Earlier this month, President Obama argued that wealthy business people owe some of their success to the government’s investment in education and basic infrastructure. He cited roads, bridges, and schools. Then he singled out the most clear-cut example of how government investment can spark huge business opportunities: the Internet.
“The Internet didn’t get invented on its own,” Obama said. “Government research created the Internet so that all the companies could make money off the Internet.”
Until recently this wouldn’t have been a controversial statement. Everyone in the tech world knows that the Internet got its start in the 1960s, when a team of computing pioneers at the Pentagon’s Advanced Research Projects Agency designed and deployed ARPANET, the first computer network that used “packet switching”—a communications system that splits up data and sends it across multiple paths toward its destination, which is the basic design of today’s Internet. According to most accounts, researchers working on ARPANET created many of the Internet’s defining features, including TCP/IP, the protocol on which today’s network operates. In the 1980s, they strung together various government and university networks together using TCP/IP—thus creating a single worldwide network, the Internet.
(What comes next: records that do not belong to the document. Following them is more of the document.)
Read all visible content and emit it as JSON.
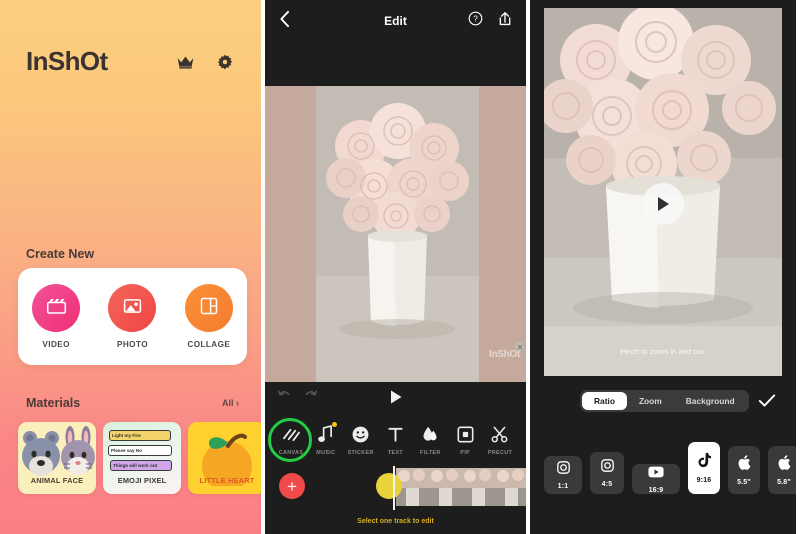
{
  "app": {
    "name": "InShot"
  },
  "panel_home": {
    "logo": "InShOt",
    "icons": [
      {
        "name": "crown-icon",
        "label": "crown"
      },
      {
        "name": "gear-icon",
        "label": "settings"
      }
    ],
    "create_new_label": "Create New",
    "create_new_items": [
      {
        "label": "VIDEO",
        "icon": "clapperboard-icon",
        "color": "#f0457f"
      },
      {
        "label": "PHOTO",
        "icon": "image-icon",
        "color": "#f2594f"
      },
      {
        "label": "COLLAGE",
        "icon": "collage-icon",
        "color": "#f58634"
      }
    ],
    "materials_title": "Materials",
    "materials_all": "All",
    "materials_all_chevron": "›",
    "materials": [
      {
        "label": "ANIMAL FACE",
        "theme": "animal"
      },
      {
        "label": "EMOJI PIXEL",
        "theme": "emoji",
        "chips": [
          "Light my Fire",
          "Please say No",
          "Things will work out"
        ]
      },
      {
        "label": "LITTLE HEART",
        "theme": "fruit"
      }
    ]
  },
  "panel_edit": {
    "title": "Edit",
    "back_icon": "chevron-left-icon",
    "help_icon": "question-circle-icon",
    "share_icon": "share-upload-icon",
    "watermark": "InShOt",
    "undo_icon": "undo-icon",
    "redo_icon": "redo-icon",
    "play_icon": "play-icon",
    "tools": [
      {
        "label": "CANVAS",
        "icon": "canvas-icon",
        "highlighted": true
      },
      {
        "label": "MUSIC",
        "icon": "music-note-icon",
        "badge": true
      },
      {
        "label": "STICKER",
        "icon": "sticker-smiley-icon"
      },
      {
        "label": "TEXT",
        "icon": "text-t-icon"
      },
      {
        "label": "FILTER",
        "icon": "filter-drop-icon"
      },
      {
        "label": "PIP",
        "icon": "pip-square-icon"
      },
      {
        "label": "PRECUT",
        "icon": "scissors-icon"
      }
    ],
    "add_track_label": "+",
    "timeline_hint": "Select one track to edit"
  },
  "panel_ratio": {
    "pinch_hint": "Pinch to zoom in and out.",
    "play_icon": "play-icon",
    "confirm_icon": "check-icon",
    "segments": [
      {
        "label": "Ratio",
        "active": true
      },
      {
        "label": "Zoom",
        "active": false
      },
      {
        "label": "Background",
        "active": false
      }
    ],
    "ratios": [
      {
        "label": "1:1",
        "icon": "instagram-icon",
        "selected": false
      },
      {
        "label": "4:5",
        "icon": "instagram-icon",
        "selected": false
      },
      {
        "label": "16:9",
        "icon": "youtube-icon",
        "selected": false
      },
      {
        "label": "9:16",
        "icon": "tiktok-icon",
        "selected": true
      },
      {
        "label": "5.5\"",
        "icon": "apple-icon",
        "selected": false
      },
      {
        "label": "5.8\"",
        "icon": "apple-icon",
        "selected": false
      }
    ]
  },
  "colors": {
    "home_gradient_top": "#fbcf7f",
    "home_gradient_bottom": "#fa7f84",
    "dark_bg": "#1d1d1d",
    "accent_red": "#f04a4a",
    "highlight_green": "#22cc44",
    "hint_yellow": "#d7ae22"
  }
}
Suddenly, though, the government’s role in the Internet’s creation is being cast into doubt. “It’s an urban legend that the government launched the Internet,” Gordon Crovitz, the former publisher of the Wall Street Journal,argued Monday in a widely linkedJournal op-ed. Instead, Crovitz believes that “full credit” for the Internet’s creation ought to go to Xerox, whose Silicon Valley research facility, Xerox PARC, created the Ethernet networking standard as well as the first graphical computer (famously the inspiration for Apple’s Mac). According to Crovitz, not only did the government not create the Internet, it slowed its arrival—that researchers were hassled by “bureaucrats” who stymied the network’s success.
“It’s important to understand the history of the Internet because it’s too often wrongly cited to justify big government,” Crovitz says. I’ll give him one thing: It is important to understand the history of the Internet. Too bad he doesn’t seem interested in doing so.
Crovitz’s entire yarn is almost hysterically false. He gets basic history wrong, he gets the Internet’s defining technologies wrong, and, most importantly, he misses the important interplay between public and private funds that has been necessary for all great modern technological advances.